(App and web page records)

------------------------

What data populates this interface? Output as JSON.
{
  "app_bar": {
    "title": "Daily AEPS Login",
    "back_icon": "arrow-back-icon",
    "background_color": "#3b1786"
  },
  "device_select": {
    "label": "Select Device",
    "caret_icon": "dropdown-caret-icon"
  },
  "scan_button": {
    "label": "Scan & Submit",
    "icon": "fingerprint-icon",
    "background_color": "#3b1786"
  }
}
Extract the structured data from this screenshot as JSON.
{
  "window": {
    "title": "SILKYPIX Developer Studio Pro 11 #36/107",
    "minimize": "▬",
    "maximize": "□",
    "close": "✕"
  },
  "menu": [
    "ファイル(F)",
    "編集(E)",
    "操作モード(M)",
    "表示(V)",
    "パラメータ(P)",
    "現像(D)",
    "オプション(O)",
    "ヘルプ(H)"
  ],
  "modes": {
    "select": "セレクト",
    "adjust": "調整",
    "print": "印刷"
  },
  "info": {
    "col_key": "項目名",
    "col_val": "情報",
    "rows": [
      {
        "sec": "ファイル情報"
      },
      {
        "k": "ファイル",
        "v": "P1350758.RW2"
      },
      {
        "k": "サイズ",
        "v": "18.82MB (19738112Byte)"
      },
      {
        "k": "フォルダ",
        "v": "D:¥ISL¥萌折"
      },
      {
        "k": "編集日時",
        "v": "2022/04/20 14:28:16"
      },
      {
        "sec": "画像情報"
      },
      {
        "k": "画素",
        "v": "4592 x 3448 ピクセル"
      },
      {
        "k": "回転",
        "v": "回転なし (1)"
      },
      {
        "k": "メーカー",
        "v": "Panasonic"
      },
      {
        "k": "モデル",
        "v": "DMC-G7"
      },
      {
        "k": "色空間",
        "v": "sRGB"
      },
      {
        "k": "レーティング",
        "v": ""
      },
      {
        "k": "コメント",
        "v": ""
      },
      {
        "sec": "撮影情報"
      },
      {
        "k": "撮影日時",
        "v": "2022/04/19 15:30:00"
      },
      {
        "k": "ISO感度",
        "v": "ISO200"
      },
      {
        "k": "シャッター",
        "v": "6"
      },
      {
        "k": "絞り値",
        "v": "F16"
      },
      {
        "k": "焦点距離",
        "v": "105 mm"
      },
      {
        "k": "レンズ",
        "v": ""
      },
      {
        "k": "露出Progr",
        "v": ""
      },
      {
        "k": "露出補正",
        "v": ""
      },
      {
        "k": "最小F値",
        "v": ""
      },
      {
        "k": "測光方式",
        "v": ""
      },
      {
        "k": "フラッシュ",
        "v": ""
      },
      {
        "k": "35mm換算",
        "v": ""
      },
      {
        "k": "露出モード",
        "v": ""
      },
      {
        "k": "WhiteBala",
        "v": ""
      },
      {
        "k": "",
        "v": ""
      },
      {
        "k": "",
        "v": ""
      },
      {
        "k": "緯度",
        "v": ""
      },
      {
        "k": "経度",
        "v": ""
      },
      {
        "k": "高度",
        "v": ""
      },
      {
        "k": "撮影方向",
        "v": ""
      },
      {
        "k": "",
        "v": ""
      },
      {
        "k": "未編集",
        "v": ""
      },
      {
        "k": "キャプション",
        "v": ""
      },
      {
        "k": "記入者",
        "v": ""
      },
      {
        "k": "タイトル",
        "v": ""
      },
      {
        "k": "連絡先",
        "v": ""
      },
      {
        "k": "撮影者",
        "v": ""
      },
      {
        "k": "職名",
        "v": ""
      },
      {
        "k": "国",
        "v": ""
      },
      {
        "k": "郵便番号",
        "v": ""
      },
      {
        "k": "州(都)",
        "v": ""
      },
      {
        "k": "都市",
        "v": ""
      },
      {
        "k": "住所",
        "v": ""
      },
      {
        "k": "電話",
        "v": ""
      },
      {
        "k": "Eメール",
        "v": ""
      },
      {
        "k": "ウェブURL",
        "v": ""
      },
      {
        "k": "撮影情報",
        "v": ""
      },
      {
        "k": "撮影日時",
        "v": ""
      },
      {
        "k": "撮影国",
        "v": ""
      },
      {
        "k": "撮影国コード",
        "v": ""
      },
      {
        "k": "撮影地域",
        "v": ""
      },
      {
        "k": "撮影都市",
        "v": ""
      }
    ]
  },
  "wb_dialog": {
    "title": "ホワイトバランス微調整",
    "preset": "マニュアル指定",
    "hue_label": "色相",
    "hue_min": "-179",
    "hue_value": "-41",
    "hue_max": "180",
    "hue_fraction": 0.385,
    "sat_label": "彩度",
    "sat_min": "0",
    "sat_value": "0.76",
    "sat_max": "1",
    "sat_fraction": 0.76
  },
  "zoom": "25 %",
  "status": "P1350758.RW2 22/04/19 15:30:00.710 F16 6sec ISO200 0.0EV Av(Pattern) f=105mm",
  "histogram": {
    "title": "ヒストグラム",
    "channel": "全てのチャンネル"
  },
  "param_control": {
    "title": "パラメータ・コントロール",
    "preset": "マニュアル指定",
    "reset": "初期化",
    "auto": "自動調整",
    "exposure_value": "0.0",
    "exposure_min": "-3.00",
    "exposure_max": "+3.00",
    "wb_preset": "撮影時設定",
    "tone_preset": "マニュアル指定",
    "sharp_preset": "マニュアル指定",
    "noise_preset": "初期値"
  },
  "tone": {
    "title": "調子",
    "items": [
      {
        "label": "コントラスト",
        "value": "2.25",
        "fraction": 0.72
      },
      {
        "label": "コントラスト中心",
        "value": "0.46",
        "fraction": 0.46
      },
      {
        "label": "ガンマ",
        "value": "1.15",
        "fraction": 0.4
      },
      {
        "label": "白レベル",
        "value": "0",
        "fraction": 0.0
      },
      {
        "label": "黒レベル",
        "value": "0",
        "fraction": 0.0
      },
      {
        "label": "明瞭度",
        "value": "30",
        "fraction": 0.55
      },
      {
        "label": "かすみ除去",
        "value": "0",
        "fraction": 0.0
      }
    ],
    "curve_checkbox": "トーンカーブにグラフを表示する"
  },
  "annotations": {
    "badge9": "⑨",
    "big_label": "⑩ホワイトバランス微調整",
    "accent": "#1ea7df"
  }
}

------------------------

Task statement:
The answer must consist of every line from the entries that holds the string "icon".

Response box:
    "back_icon": "arrow-back-icon",
    "caret_icon": "dropdown-caret-icon"
    "icon": "fingerprint-icon",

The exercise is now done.